Each line below should be retyped exactly, with no pictures.

__Records for processing__.

********

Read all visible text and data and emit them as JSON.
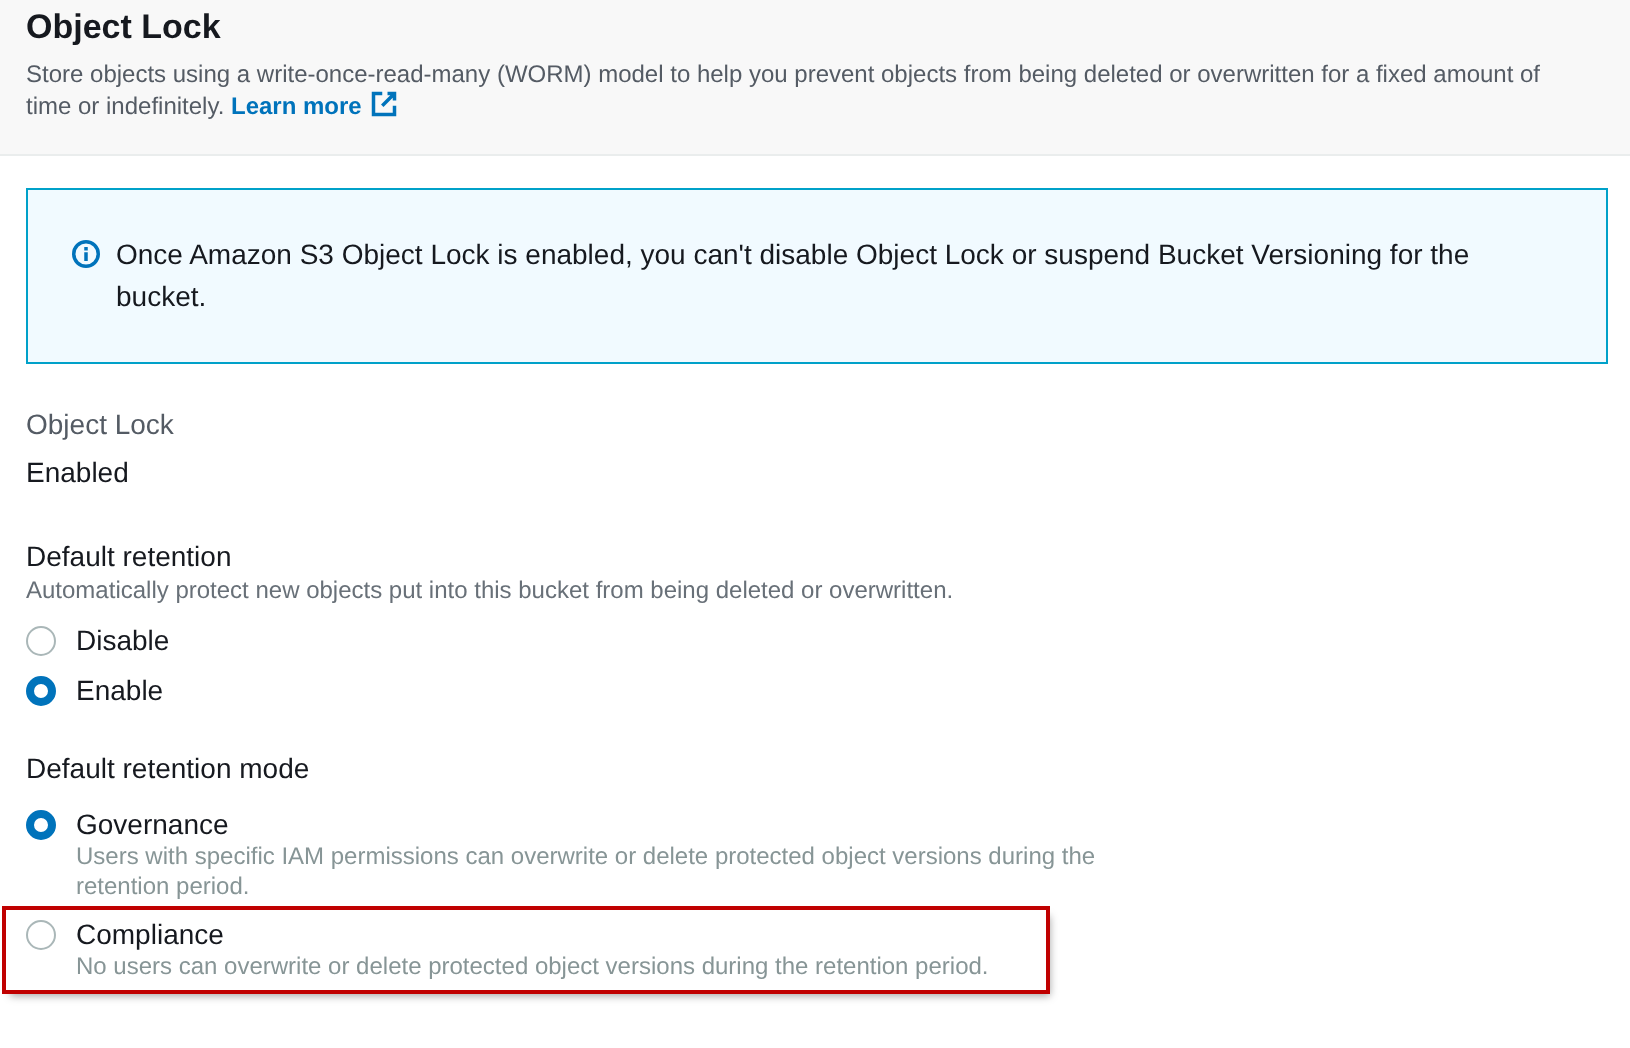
{
  "header": {
    "title": "Object Lock",
    "description": "Store objects using a write-once-read-many (WORM) model to help you prevent objects from being deleted or overwritten for a fixed amount of time or indefinitely.",
    "link": "Learn more"
  },
  "info_alert": {
    "message": "Once Amazon S3 Object Lock is enabled, you can't disable Object Lock or suspend Bucket Versioning for the bucket."
  },
  "object_lock": {
    "label": "Object Lock",
    "value": "Enabled"
  },
  "default_retention": {
    "label": "Default retention",
    "description": "Automatically protect new objects put into this bucket from being deleted or overwritten.",
    "options": [
      {
        "label": "Disable",
        "selected": false
      },
      {
        "label": "Enable",
        "selected": true
      }
    ]
  },
  "retention_mode": {
    "label": "Default retention mode",
    "options": [
      {
        "label": "Governance",
        "description": "Users with specific IAM permissions can overwrite or delete protected object versions during the retention period.",
        "selected": true,
        "highlighted": false
      },
      {
        "label": "Compliance",
        "description": "No users can overwrite or delete protected object versions during the retention period.",
        "selected": false,
        "highlighted": true
      }
    ]
  }
}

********

__Answer to this problem__.
Read all visible text and data and emit them as JSON.
{
  "header": {
    "title": "Object Lock",
    "description": "Store objects using a write-once-read-many (WORM) model to help you prevent objects from being deleted or overwritten for a fixed amount of time or indefinitely.",
    "link": "Learn more"
  },
  "info_alert": {
    "message": "Once Amazon S3 Object Lock is enabled, you can't disable Object Lock or suspend Bucket Versioning for the bucket."
  },
  "object_lock": {
    "label": "Object Lock",
    "value": "Enabled"
  },
  "default_retention": {
    "label": "Default retention",
    "description": "Automatically protect new objects put into this bucket from being deleted or overwritten.",
    "options": [
      {
        "label": "Disable",
        "selected": false
      },
      {
        "label": "Enable",
        "selected": true
      }
    ]
  },
  "retention_mode": {
    "label": "Default retention mode",
    "options": [
      {
        "label": "Governance",
        "description": "Users with specific IAM permissions can overwrite or delete protected object versions during the retention period.",
        "selected": true,
        "highlighted": false
      },
      {
        "label": "Compliance",
        "description": "No users can overwrite or delete protected object versions during the retention period.",
        "selected": false,
        "highlighted": true
      }
    ]
  }
}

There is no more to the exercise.